TASK BRIEF ::
Report how many lines in the entries below have the word "Consolas" in them, and give no other words.

AVAILABLE DATA ::
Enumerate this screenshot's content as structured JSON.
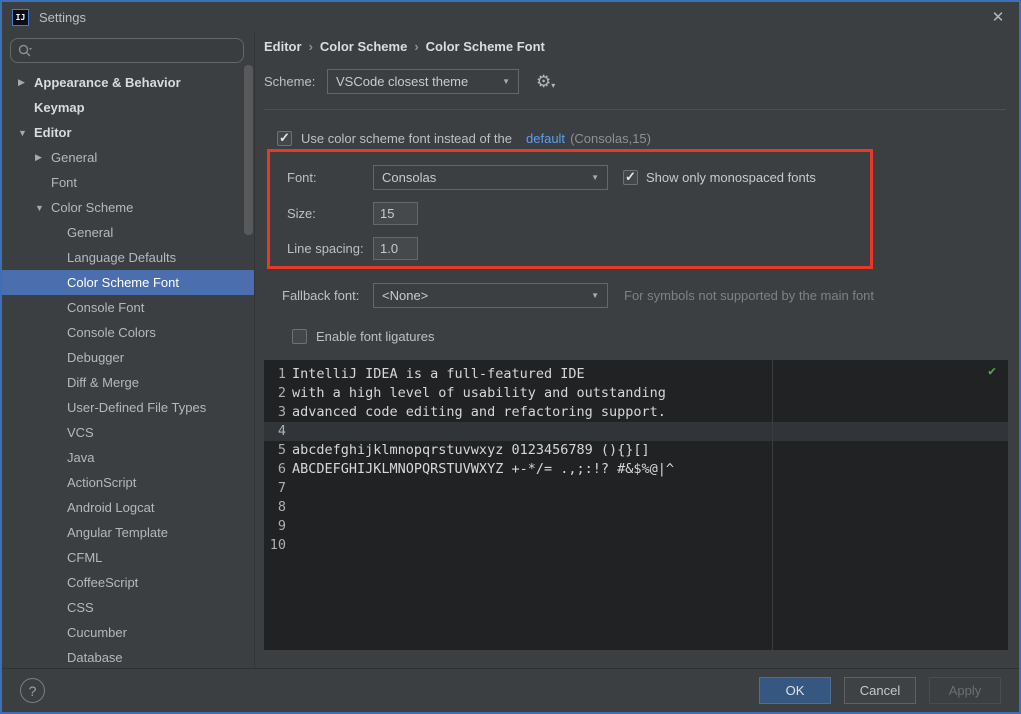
{
  "window": {
    "title": "Settings",
    "close_glyph": "✕",
    "icon_text": "IJ"
  },
  "search": {
    "placeholder": ""
  },
  "sidebar": {
    "items": [
      {
        "label": "Appearance & Behavior",
        "level": 0,
        "arrow": "right",
        "bold": true,
        "selected": false
      },
      {
        "label": "Keymap",
        "level": 0,
        "arrow": null,
        "bold": true,
        "selected": false
      },
      {
        "label": "Editor",
        "level": 0,
        "arrow": "down",
        "bold": true,
        "selected": false
      },
      {
        "label": "General",
        "level": 1,
        "arrow": "right",
        "bold": false,
        "selected": false
      },
      {
        "label": "Font",
        "level": 1,
        "arrow": null,
        "bold": false,
        "selected": false
      },
      {
        "label": "Color Scheme",
        "level": 1,
        "arrow": "down",
        "bold": false,
        "selected": false
      },
      {
        "label": "General",
        "level": 2,
        "arrow": null,
        "bold": false,
        "selected": false
      },
      {
        "label": "Language Defaults",
        "level": 2,
        "arrow": null,
        "bold": false,
        "selected": false
      },
      {
        "label": "Color Scheme Font",
        "level": 2,
        "arrow": null,
        "bold": false,
        "selected": true
      },
      {
        "label": "Console Font",
        "level": 2,
        "arrow": null,
        "bold": false,
        "selected": false
      },
      {
        "label": "Console Colors",
        "level": 2,
        "arrow": null,
        "bold": false,
        "selected": false
      },
      {
        "label": "Debugger",
        "level": 2,
        "arrow": null,
        "bold": false,
        "selected": false
      },
      {
        "label": "Diff & Merge",
        "level": 2,
        "arrow": null,
        "bold": false,
        "selected": false
      },
      {
        "label": "User-Defined File Types",
        "level": 2,
        "arrow": null,
        "bold": false,
        "selected": false
      },
      {
        "label": "VCS",
        "level": 2,
        "arrow": null,
        "bold": false,
        "selected": false
      },
      {
        "label": "Java",
        "level": 2,
        "arrow": null,
        "bold": false,
        "selected": false
      },
      {
        "label": "ActionScript",
        "level": 2,
        "arrow": null,
        "bold": false,
        "selected": false
      },
      {
        "label": "Android Logcat",
        "level": 2,
        "arrow": null,
        "bold": false,
        "selected": false
      },
      {
        "label": "Angular Template",
        "level": 2,
        "arrow": null,
        "bold": false,
        "selected": false
      },
      {
        "label": "CFML",
        "level": 2,
        "arrow": null,
        "bold": false,
        "selected": false
      },
      {
        "label": "CoffeeScript",
        "level": 2,
        "arrow": null,
        "bold": false,
        "selected": false
      },
      {
        "label": "CSS",
        "level": 2,
        "arrow": null,
        "bold": false,
        "selected": false
      },
      {
        "label": "Cucumber",
        "level": 2,
        "arrow": null,
        "bold": false,
        "selected": false
      },
      {
        "label": "Database",
        "level": 2,
        "arrow": null,
        "bold": false,
        "selected": false
      }
    ],
    "help_glyph": "?"
  },
  "breadcrumb": {
    "parts": [
      "Editor",
      "Color Scheme",
      "Color Scheme Font"
    ],
    "separator": "›"
  },
  "scheme": {
    "label": "Scheme:",
    "value": "VSCode closest theme",
    "gear_glyph": "⚙",
    "gear_arrow": "▾"
  },
  "use_font": {
    "checked": true,
    "label": "Use color scheme font instead of the",
    "link": "default",
    "suffix": "(Consolas,15)"
  },
  "font_section": {
    "font_label": "Font:",
    "font_value": "Consolas",
    "mono_label": "Show only monospaced fonts",
    "mono_checked": true,
    "size_label": "Size:",
    "size_value": "15",
    "line_spacing_label": "Line spacing:",
    "line_spacing_value": "1.0"
  },
  "fallback": {
    "label": "Fallback font:",
    "value": "<None>",
    "hint": "For symbols not supported by the main font"
  },
  "ligatures": {
    "label": "Enable font ligatures",
    "checked": false
  },
  "preview": {
    "highlight_line": 4,
    "ok_glyph": "✔",
    "lines": [
      {
        "num": "1",
        "text": "IntelliJ IDEA is a full-featured IDE"
      },
      {
        "num": "2",
        "text": "with a high level of usability and outstanding"
      },
      {
        "num": "3",
        "text": "advanced code editing and refactoring support."
      },
      {
        "num": "4",
        "text": ""
      },
      {
        "num": "5",
        "text": "abcdefghijklmnopqrstuvwxyz 0123456789 (){}[]"
      },
      {
        "num": "6",
        "text": "ABCDEFGHIJKLMNOPQRSTUVWXYZ +-*/= .,;:!? #&$%@|^"
      },
      {
        "num": "7",
        "text": ""
      },
      {
        "num": "8",
        "text": ""
      },
      {
        "num": "9",
        "text": ""
      },
      {
        "num": "10",
        "text": ""
      }
    ]
  },
  "buttons": {
    "ok": "OK",
    "cancel": "Cancel",
    "apply": "Apply"
  },
  "colors": {
    "selection_blue": "#4b6eaf",
    "link_blue": "#5a9df5",
    "annotation_red": "#e8382a",
    "ok_button": "#365880",
    "editor_bg": "#202223",
    "caret_line": "#313539",
    "check_green": "#51a552",
    "window_border": "#3d6fb4",
    "panel_bg": "#3c3f41"
  }
}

SOLUTION TO THIS PROBLEM ::
2